» TASK TO COMPLETE
Each line holding the string "name" is to be copied from the data.

[[ DATA FOR PROCESSING, beginning ]]

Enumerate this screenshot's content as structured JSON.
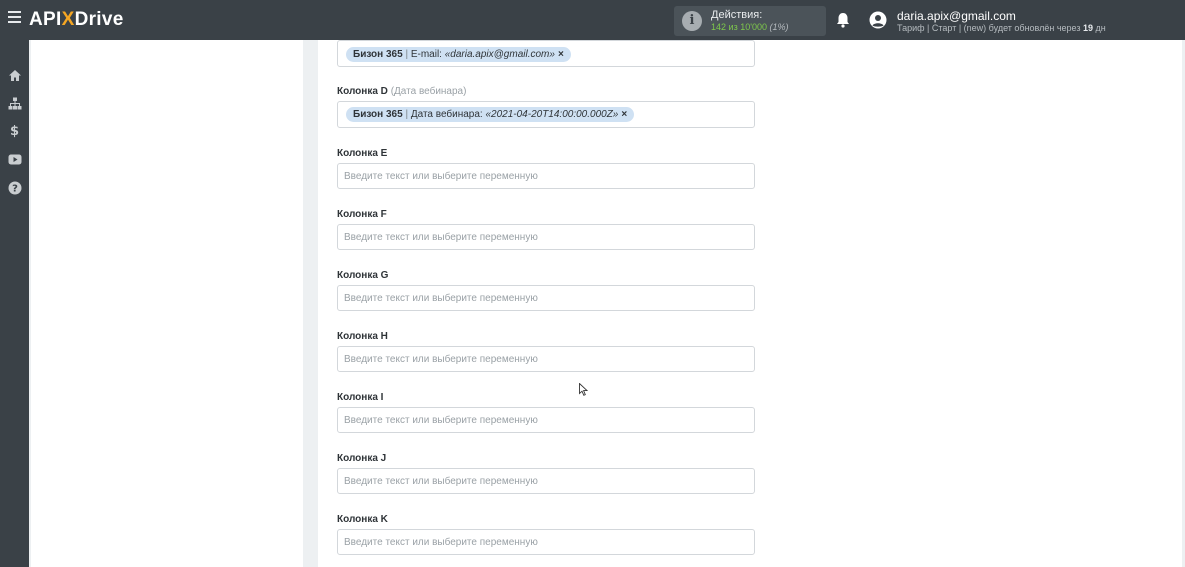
{
  "header": {
    "logo_left": "API",
    "logo_x": "X",
    "logo_right": "Drive",
    "actions_title": "Действия:",
    "actions_used": "142",
    "actions_of": "из",
    "actions_limit": "10'000",
    "actions_percent": "(1%)",
    "user_email": "daria.apix@gmail.com",
    "tariff_prefix": "Тариф | Старт | (new) будет обновлён через",
    "tariff_days": "19",
    "tariff_unit": "дн"
  },
  "sidebar": {
    "items": [
      {
        "name": "home-icon"
      },
      {
        "name": "sitemap-icon"
      },
      {
        "name": "dollar-icon"
      },
      {
        "name": "youtube-icon"
      },
      {
        "name": "help-icon"
      }
    ]
  },
  "form": {
    "email_tag": {
      "source": "Бизон 365",
      "separator": " | ",
      "field": "E-mail: ",
      "value": "«daria.apix@gmail.com»",
      "remove": "×"
    },
    "column_d": {
      "label": "Колонка D",
      "hint": "(Дата вебинара)"
    },
    "date_tag": {
      "source": "Бизон 365",
      "separator": " | ",
      "field": "Дата вебинара: ",
      "value": "«2021-04-20T14:00:00.000Z»",
      "remove": "×"
    },
    "placeholder": "Введите текст или выберите переменную",
    "columns": [
      {
        "label": "Колонка E"
      },
      {
        "label": "Колонка F"
      },
      {
        "label": "Колонка G"
      },
      {
        "label": "Колонка H"
      },
      {
        "label": "Колонка I"
      },
      {
        "label": "Колонка J"
      },
      {
        "label": "Колонка K"
      }
    ]
  },
  "colors": {
    "topbar": "#3a4147",
    "accent_orange": "#f5a623",
    "actions_green": "#7ec84b",
    "tag_bg": "#cfe1f3"
  }
}
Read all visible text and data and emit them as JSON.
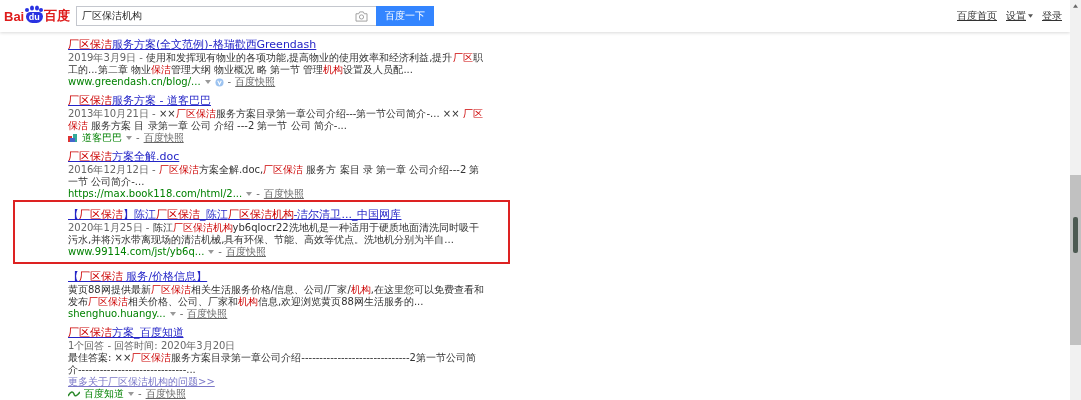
{
  "header": {
    "logo": {
      "left": "Bai",
      "paw": "du",
      "right": "百度"
    },
    "search": {
      "value": "厂区保洁机构"
    },
    "search_button": "百度一下",
    "links": [
      {
        "label": "百度首页",
        "dropdown": false
      },
      {
        "label": "设置",
        "dropdown": true
      },
      {
        "label": "登录",
        "dropdown": false
      }
    ]
  },
  "results": [
    {
      "boxed": false,
      "title": [
        {
          "text": "厂区保洁",
          "highlight": true
        },
        {
          "text": "服务方案(全文范例)-格瑞歡西Greendash",
          "highlight": false
        }
      ],
      "snippet": [
        {
          "text": "2019年3月9日 - ",
          "highlight": false,
          "kind": "date"
        },
        {
          "text": "使用和发挥现有物业的各项功能,提高物业的使用效率和经济利益,提升",
          "highlight": false
        },
        {
          "text": "厂区",
          "highlight": true
        },
        {
          "text": "职工的...第二章 物业",
          "highlight": false
        },
        {
          "text": "保洁",
          "highlight": true
        },
        {
          "text": "管理大纲 物业概况 略 第一节 管理",
          "highlight": false
        },
        {
          "text": "机构",
          "highlight": true
        },
        {
          "text": "设置及人员配...",
          "highlight": false
        }
      ],
      "source": {
        "text": "www.greendash.cn/blog/...",
        "kind": "plain"
      },
      "badge": true,
      "separator": "-",
      "cache": "百度快照"
    },
    {
      "boxed": false,
      "title": [
        {
          "text": "厂区保洁",
          "highlight": true
        },
        {
          "text": "服务方案 - 道客巴巴",
          "highlight": false
        }
      ],
      "snippet": [
        {
          "text": "2013年10月21日 - ",
          "highlight": false,
          "kind": "date"
        },
        {
          "text": "××",
          "highlight": false
        },
        {
          "text": "厂区保洁",
          "highlight": true
        },
        {
          "text": "服务方案目录第一章公司介绍---第一节公司简介-... ×× ",
          "highlight": false
        },
        {
          "text": "厂区保洁",
          "highlight": true
        },
        {
          "text": " 服务方案 目 录第一章 公司 介绍 ---2 第一节 公司 简介-...",
          "highlight": false
        }
      ],
      "source": {
        "text": "道客巴巴",
        "kind": "docin"
      },
      "badge": false,
      "separator": "-",
      "cache": "百度快照"
    },
    {
      "boxed": false,
      "title": [
        {
          "text": "厂区保洁",
          "highlight": true
        },
        {
          "text": "方案全解.doc",
          "highlight": false
        }
      ],
      "snippet": [
        {
          "text": "2016年12月12日 - ",
          "highlight": false,
          "kind": "date"
        },
        {
          "text": "厂区保洁",
          "highlight": true
        },
        {
          "text": "方案全解.doc,",
          "highlight": false
        },
        {
          "text": "厂区保洁",
          "highlight": true
        },
        {
          "text": " 服务方 案目 录 第一章 公司介绍---2 第一节 公司简介-...",
          "highlight": false
        }
      ],
      "source": {
        "text": "https://max.book118.com/html/2...",
        "kind": "plain"
      },
      "badge": false,
      "separator": "-",
      "cache": "百度快照"
    },
    {
      "boxed": true,
      "title": [
        {
          "text": "【",
          "highlight": false
        },
        {
          "text": "厂区保洁",
          "highlight": true
        },
        {
          "text": "】陈江",
          "highlight": false
        },
        {
          "text": "厂区保洁",
          "highlight": true
        },
        {
          "text": "_陈江",
          "highlight": false
        },
        {
          "text": "厂区保洁机构",
          "highlight": true
        },
        {
          "text": "-洁尔清卫..._中国网库",
          "highlight": false
        }
      ],
      "snippet": [
        {
          "text": "2020年1月25日 - ",
          "highlight": false,
          "kind": "date"
        },
        {
          "text": "陈江",
          "highlight": false
        },
        {
          "text": "厂区保洁机构",
          "highlight": true
        },
        {
          "text": "yb6qlocr22洗地机是一种适用于硬质地面清洗同时吸干污水,并将污水带离现场的清洁机械,具有环保、节能、高效等优点。洗地机分别为半自...",
          "highlight": false
        }
      ],
      "source": {
        "text": "www.99114.com/jst/yb6q...",
        "kind": "plain"
      },
      "badge": false,
      "separator": "-",
      "cache": "百度快照"
    },
    {
      "boxed": false,
      "title": [
        {
          "text": "【",
          "highlight": false
        },
        {
          "text": "厂区保洁",
          "highlight": true
        },
        {
          "text": " 服务/价格信息】",
          "highlight": false
        }
      ],
      "snippet": [
        {
          "text": "黄页88网提供最新",
          "highlight": false
        },
        {
          "text": "厂区保洁",
          "highlight": true
        },
        {
          "text": "相关生活服务价格/信息、公司/厂家/",
          "highlight": false
        },
        {
          "text": "机构",
          "highlight": true
        },
        {
          "text": ",在这里您可以免费查看和发布",
          "highlight": false
        },
        {
          "text": "厂区保洁",
          "highlight": true
        },
        {
          "text": "相关价格、公司、厂家和",
          "highlight": false
        },
        {
          "text": "机构",
          "highlight": true
        },
        {
          "text": "信息,欢迎浏览黄页88网生活服务的...",
          "highlight": false
        }
      ],
      "source": {
        "text": "shenghuo.huangy...",
        "kind": "plain"
      },
      "badge": false,
      "separator": "-",
      "cache": "百度快照"
    },
    {
      "boxed": false,
      "title": [
        {
          "text": "厂区保洁",
          "highlight": true
        },
        {
          "text": "方案_百度知道",
          "highlight": false
        }
      ],
      "meta": "1个回答 - 回答时间: 2020年3月20日",
      "snippet": [
        {
          "text": "最佳答案: ××",
          "highlight": false
        },
        {
          "text": "厂区保洁",
          "highlight": true
        },
        {
          "text": "服务方案目录第一章公司介绍------------------------------2第一节公司简介------------------------------...",
          "highlight": false
        }
      ],
      "more_link": "更多关于厂区保洁机构的问题>>",
      "source": {
        "text": "百度知道",
        "kind": "zhidao"
      },
      "badge": false,
      "separator": "-",
      "cache": "百度快照"
    }
  ]
}
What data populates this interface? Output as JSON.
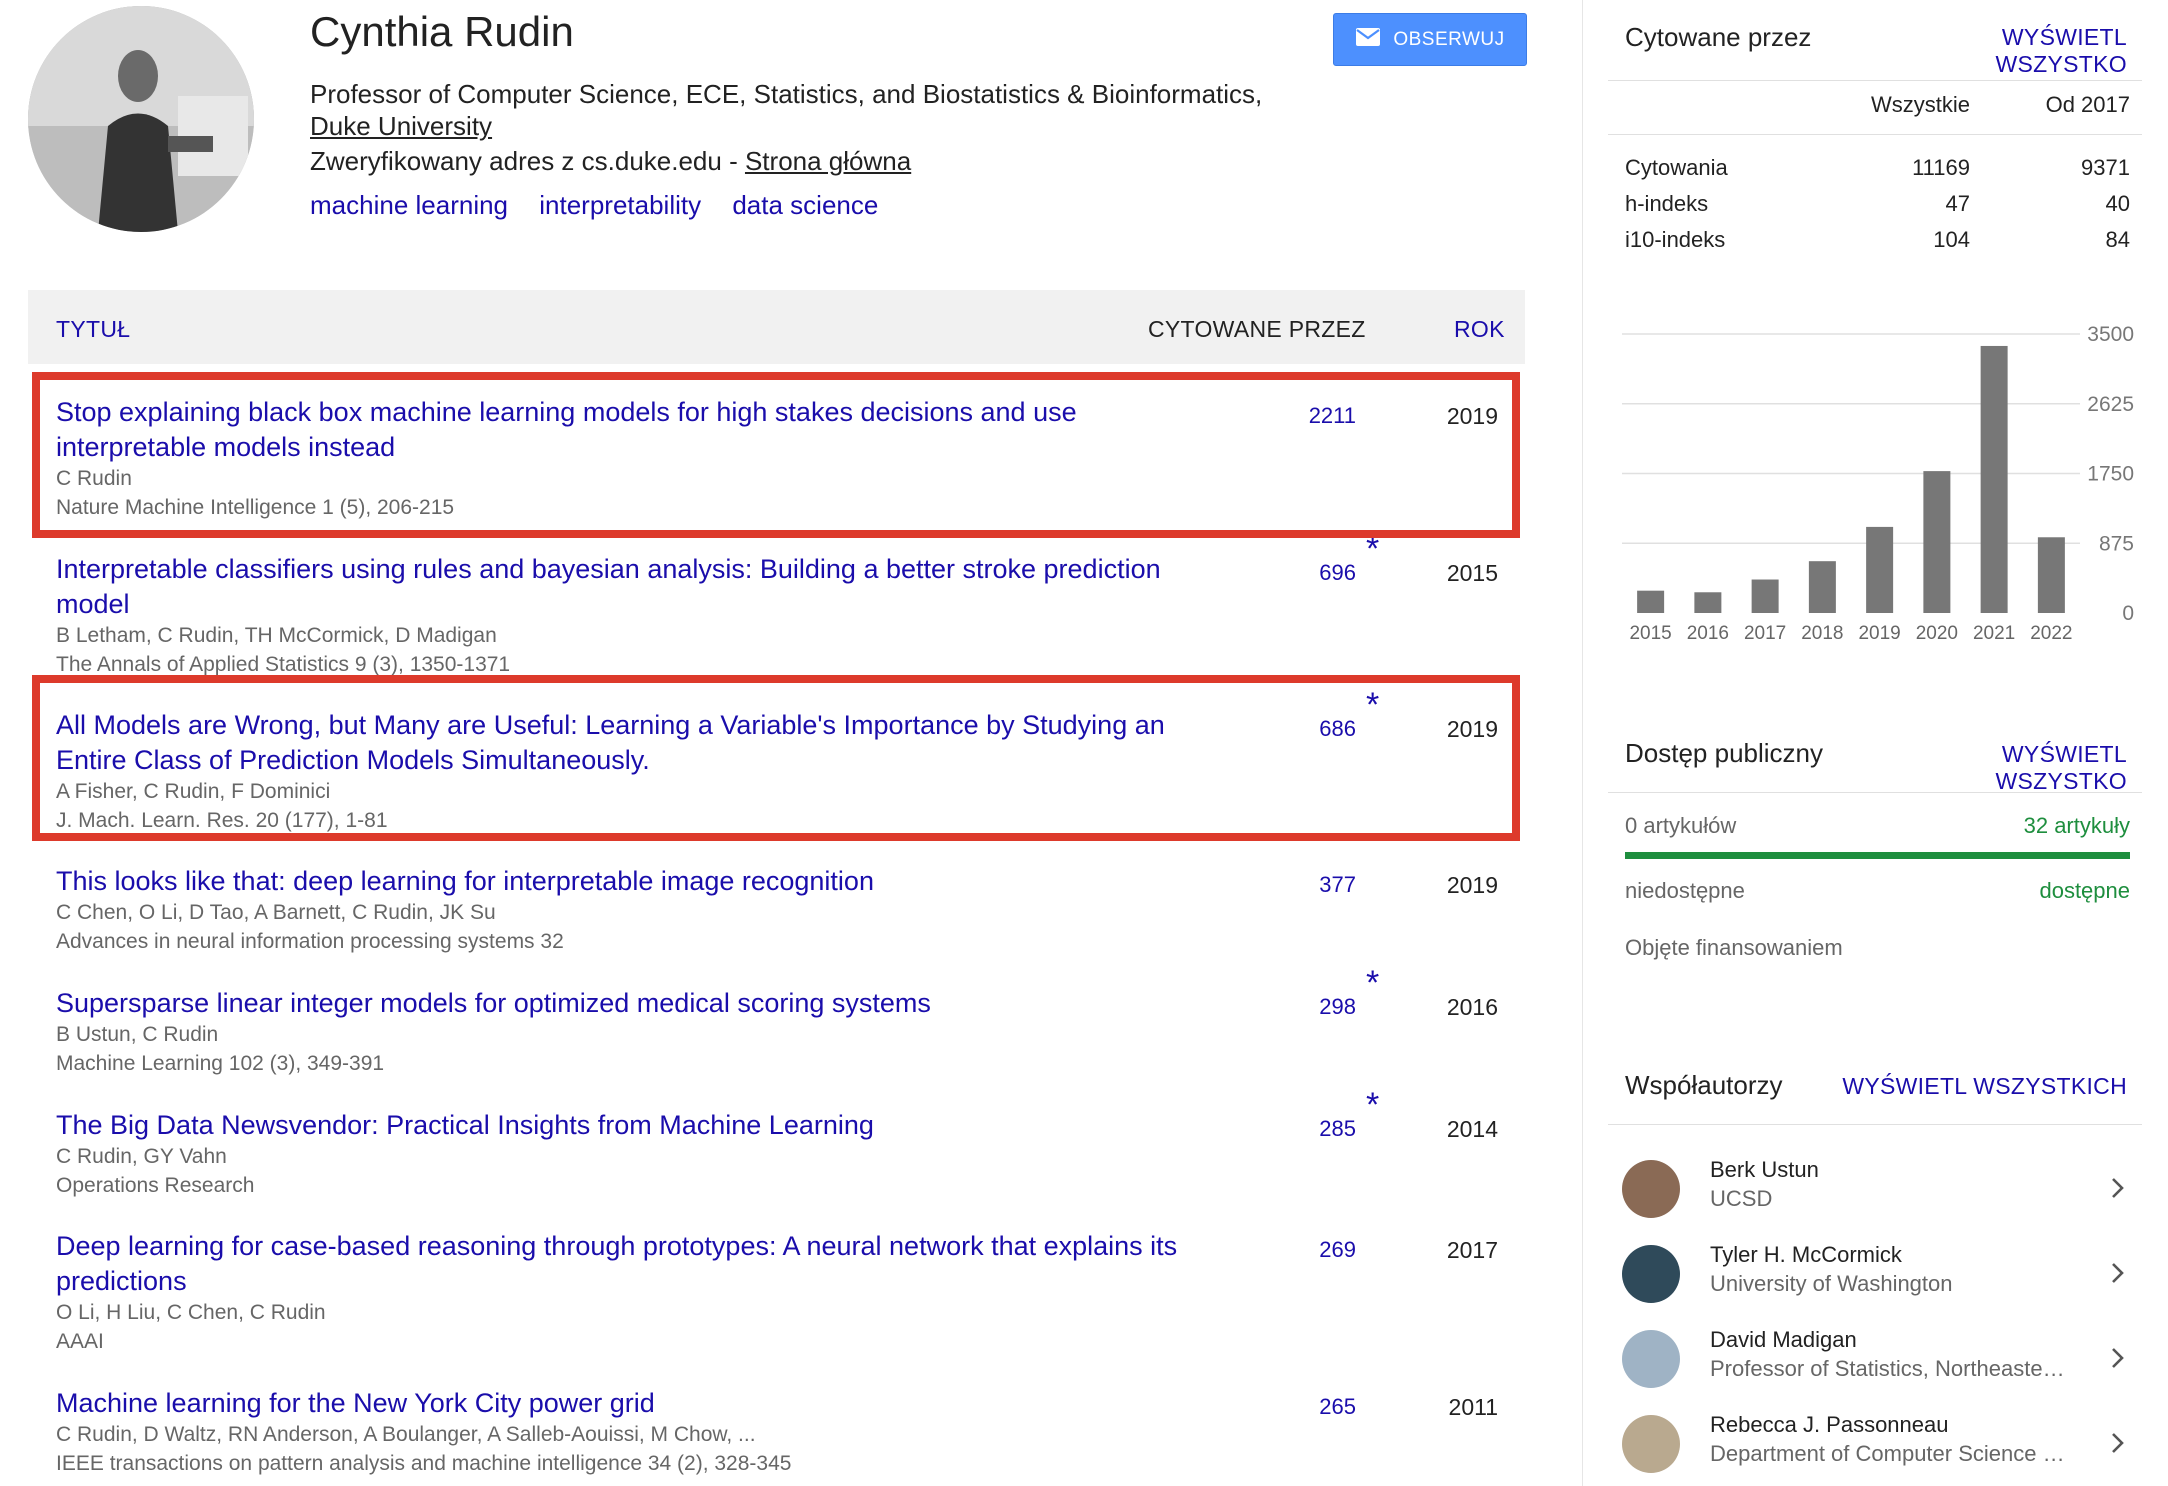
{
  "profile": {
    "name": "Cynthia Rudin",
    "affiliation": "Professor of Computer Science, ECE, Statistics, and Biostatistics & Bioinformatics,",
    "university": "Duke University",
    "verified_prefix": "Zweryfikowany adres z cs.duke.edu - ",
    "homepage": "Strona główna",
    "interests": [
      "machine learning",
      "interpretability",
      "data science"
    ],
    "follow_label": "OBSERWUJ"
  },
  "table": {
    "col_title": "TYTUŁ",
    "col_cited": "CYTOWANE PRZEZ",
    "col_year": "ROK",
    "rows": [
      {
        "title_l1": "Stop explaining black box machine learning models for high stakes decisions and use",
        "title_l2": "interpretable models instead",
        "authors": "C Rudin",
        "venue": "Nature Machine Intelligence 1 (5), 206-215",
        "cites": "2211",
        "star": "",
        "year": "2019"
      },
      {
        "title_l1": "Interpretable classifiers using rules and bayesian analysis: Building a better stroke prediction",
        "title_l2": "model",
        "authors": "B Letham, C Rudin, TH McCormick, D Madigan",
        "venue": "The Annals of Applied Statistics 9 (3), 1350-1371",
        "cites": "696",
        "star": "*",
        "year": "2015"
      },
      {
        "title_l1": "All Models are Wrong, but Many are Useful: Learning a Variable's Importance by Studying an",
        "title_l2": "Entire Class of Prediction Models Simultaneously.",
        "authors": "A Fisher, C Rudin, F Dominici",
        "venue": "J. Mach. Learn. Res. 20 (177), 1-81",
        "cites": "686",
        "star": "*",
        "year": "2019"
      },
      {
        "title_l1": "This looks like that: deep learning for interpretable image recognition",
        "title_l2": "",
        "authors": "C Chen, O Li, D Tao, A Barnett, C Rudin, JK Su",
        "venue": "Advances in neural information processing systems 32",
        "cites": "377",
        "star": "",
        "year": "2019"
      },
      {
        "title_l1": "Supersparse linear integer models for optimized medical scoring systems",
        "title_l2": "",
        "authors": "B Ustun, C Rudin",
        "venue": "Machine Learning 102 (3), 349-391",
        "cites": "298",
        "star": "*",
        "year": "2016"
      },
      {
        "title_l1": "The Big Data Newsvendor: Practical Insights from Machine Learning",
        "title_l2": "",
        "authors": "C Rudin, GY Vahn",
        "venue": "Operations Research",
        "cites": "285",
        "star": "*",
        "year": "2014"
      },
      {
        "title_l1": "Deep learning for case-based reasoning through prototypes: A neural network that explains its",
        "title_l2": "predictions",
        "authors": "O Li, H Liu, C Chen, C Rudin",
        "venue": "AAAI",
        "cites": "269",
        "star": "",
        "year": "2017"
      },
      {
        "title_l1": "Machine learning for the New York City power grid",
        "title_l2": "",
        "authors": "C Rudin, D Waltz, RN Anderson, A Boulanger, A Salleb-Aouissi, M Chow, ...",
        "venue": "IEEE transactions on pattern analysis and machine intelligence 34 (2), 328-345",
        "cites": "265",
        "star": "",
        "year": "2011"
      }
    ]
  },
  "cited_by": {
    "heading": "Cytowane przez",
    "view_all": "WYŚWIETL WSZYSTKO",
    "col_all": "Wszystkie",
    "col_since": "Od 2017",
    "stats": [
      {
        "label": "Cytowania",
        "all": "11169",
        "since": "9371"
      },
      {
        "label": "h-indeks",
        "all": "47",
        "since": "40"
      },
      {
        "label": "i10-indeks",
        "all": "104",
        "since": "84"
      }
    ]
  },
  "chart_data": {
    "type": "bar",
    "categories": [
      "2015",
      "2016",
      "2017",
      "2018",
      "2019",
      "2020",
      "2021",
      "2022"
    ],
    "values": [
      280,
      260,
      420,
      650,
      1080,
      1780,
      3350,
      950
    ],
    "ylim": [
      0,
      3500
    ],
    "yticks": [
      "3500",
      "2625",
      "1750",
      "875",
      "0"
    ],
    "bar_color": "#777777"
  },
  "public_access": {
    "heading": "Dostęp publiczny",
    "view_all": "WYŚWIETL WSZYSTKO",
    "left_count": "0 artykułów",
    "right_count": "32 artykuły",
    "left_label": "niedostępne",
    "right_label": "dostępne",
    "funding": "Objęte finansowaniem",
    "available_fraction": 1.0,
    "green": "#1e8e3e"
  },
  "coauthors": {
    "heading": "Współautorzy",
    "view_all": "WYŚWIETL WSZYSTKICH",
    "items": [
      {
        "name": "Berk Ustun",
        "affiliation": "UCSD"
      },
      {
        "name": "Tyler H. McCormick",
        "affiliation": "University of Washington"
      },
      {
        "name": "David Madigan",
        "affiliation": "Professor of Statistics, Northeastern University"
      },
      {
        "name": "Rebecca J. Passonneau",
        "affiliation": "Department of Computer Science and Engineering"
      }
    ]
  }
}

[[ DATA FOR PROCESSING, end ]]

» PROBLEM SOLUTION
        "name": "home-icon"
        "name": "sitemap-icon"
        "name": "dollar-icon"
        "name": "youtube-icon"
        "name": "help-icon"
    "name": "Cynthia Rudin",
        "name": "Berk Ustun",
        "name": "Tyler H. McCormick",
        "name": "David Madigan",
        "name": "Rebecca J. Passonneau",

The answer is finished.